====== Dataset records ======

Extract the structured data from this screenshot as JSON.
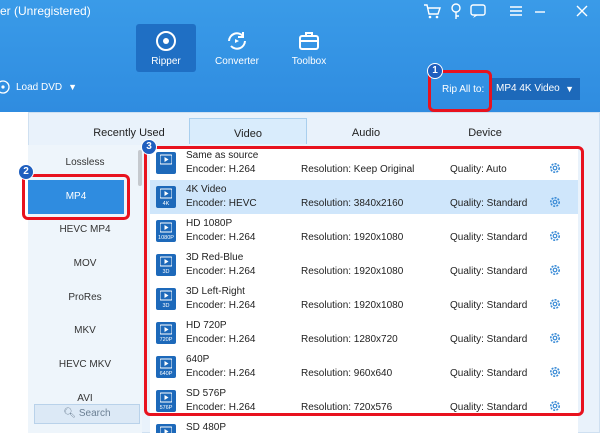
{
  "window": {
    "title": "er (Unregistered)",
    "icons": [
      "cart-icon",
      "key-icon",
      "chat-icon",
      "menu-icon",
      "minimize-icon",
      "close-icon"
    ]
  },
  "nav": {
    "tabs": [
      {
        "label": "Ripper",
        "icon": "disc-icon",
        "active": true
      },
      {
        "label": "Converter",
        "icon": "convert-icon",
        "active": false
      },
      {
        "label": "Toolbox",
        "icon": "toolbox-icon",
        "active": false
      }
    ]
  },
  "toolbar": {
    "load_dvd": "Load DVD",
    "rip_all_label": "Rip All to:",
    "rip_all_value": "MP4 4K Video"
  },
  "badges": [
    "1",
    "2",
    "3"
  ],
  "format_tabs": [
    "Recently Used",
    "Video",
    "Audio",
    "Device"
  ],
  "sidebar": {
    "items": [
      "Lossless",
      "MP4",
      "HEVC MP4",
      "MOV",
      "ProRes",
      "MKV",
      "HEVC MKV",
      "AVI"
    ],
    "selected": "MP4",
    "search_placeholder": "Search"
  },
  "profiles": [
    {
      "name": "Same as source",
      "encoder": "Encoder: H.264",
      "resolution": "Resolution: Keep Original",
      "quality": "Quality: Auto",
      "tag": ""
    },
    {
      "name": "4K Video",
      "encoder": "Encoder: HEVC",
      "resolution": "Resolution: 3840x2160",
      "quality": "Quality: Standard",
      "tag": "4K"
    },
    {
      "name": "HD 1080P",
      "encoder": "Encoder: H.264",
      "resolution": "Resolution: 1920x1080",
      "quality": "Quality: Standard",
      "tag": "1080P"
    },
    {
      "name": "3D Red-Blue",
      "encoder": "Encoder: H.264",
      "resolution": "Resolution: 1920x1080",
      "quality": "Quality: Standard",
      "tag": "3D"
    },
    {
      "name": "3D Left-Right",
      "encoder": "Encoder: H.264",
      "resolution": "Resolution: 1920x1080",
      "quality": "Quality: Standard",
      "tag": "3D"
    },
    {
      "name": "HD 720P",
      "encoder": "Encoder: H.264",
      "resolution": "Resolution: 1280x720",
      "quality": "Quality: Standard",
      "tag": "720P"
    },
    {
      "name": "640P",
      "encoder": "Encoder: H.264",
      "resolution": "Resolution: 960x640",
      "quality": "Quality: Standard",
      "tag": "640P"
    },
    {
      "name": "SD 576P",
      "encoder": "Encoder: H.264",
      "resolution": "Resolution: 720x576",
      "quality": "Quality: Standard",
      "tag": "576P"
    },
    {
      "name": "SD 480P",
      "encoder": "",
      "resolution": "",
      "quality": "",
      "tag": ""
    }
  ],
  "colors": {
    "accent": "#2f8ce0",
    "highlight_box": "#e8121e",
    "badge": "#1f5fbf",
    "row_selected": "#cfe6fb"
  }
}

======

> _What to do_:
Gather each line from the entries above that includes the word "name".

> _Task answer_:
      "name": "Same as source",
      "name": "4K Video",
      "name": "HD 1080P",
      "name": "3D Red-Blue",
      "name": "3D Left-Right",
      "name": "HD 720P",
      "name": "640P",
      "name": "SD 576P",
      "name": "SD 480P",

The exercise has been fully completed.